Follow It, by David Bax
Zal Batmanglij’s Sound of My Voice is rather calm and measured in aesthetic and execution; ironically but fittingly so given that this is actually a film about people in a barely concealed state of panic. Occasionally, things may be a little too calm, approaching the mannered coolness of a movie that is feeling overly sure of how smart and hip it is. Mostly, though, the stillness of the world works in that, when the underlying anxiety finally bursts through, it becomes a revelation to the characters, if not to us.
Peter (Christopher Denham) and Lorna (Nicole Vicius) are a youngish couple. Lorna lives off her parents’ money while Peter has found work as a substitute teacher. For him, this is hardly a fulfilling career. He aspires to some kind of investigative journalism and his current project, into which he has drawn Lorna, is the infiltration of a secretive cult that meets in the basement of a house in an undisclosed neighborhood (members are transported blindfolded). The cult gathers to hear and follow the word of a woman named Maggie (co-screenwriter Brit Marling) who claims to be from the future and has dire warnings about impending wars and other devastations. The film follows both the “in too deep” undercover template and the “is it true or isn’t it” vaguely science fiction/mystery one.

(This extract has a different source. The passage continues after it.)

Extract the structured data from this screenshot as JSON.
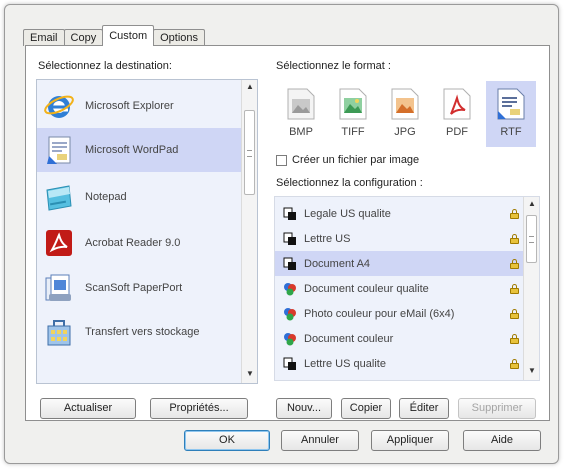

Whether or not Maggie is who she says she is, Sound of My Voice is mostly Peter’s story (and, to a lesser extent, Lorna’s). It makes sense that he would be drawn to a faction that aims to be sure of – and prepared for – the future. He’s reached an age where he should be securing his own prospects yet he’s found nothing but a stopgap job and a relationship to which he’s not fully committed. Lorna, whose financial fate is essentially accounted for, is in the same relationship, though she likely cares more for Peter than he does for her. She has her own life to consider.
Denham and Vicius are well-matched and make a magnetic pair as actors. It’s plain that they have all the familiarity of a long-term couple though perhaps their compassion doesn’t run as deep. Denham plays Peter in such a way that his stubbornness and willful blindness to his own culpability in the cult are frustrating while simultaneously being completely sympathetic in his all too human motivations for those traits. Vicius, meanwhile, earns our sympathy for Lorna by conveying her reluctant but respectable decision to take on the role of the pragmatist in the relationship. Marling is virtually the third lead and her line readings are a bit arch but not enough to mar the film.
If anything does have a deleterious effect, it’s Batmanglij’s occasionally over-considered and artificially solemn aesthetic choices. The bleak palette, the quiet soundscapes, the droning music; these things have their place but, layered as they are, it’s like American Indie Arthouse 101.
Sound of My Voice is the first feature from a young director and these drawbacks are indicative of that greenness. Still, Batmanglij has made a better-than-average genre film that does exactly what genre films are supposed to do. It uses familiar story points as a skeleton on which to hang much deeper ruminations. Not only that but it takes a special talent to craft a scene of equal parts beauty and hilarity out of “Dreams” by The Cranberries.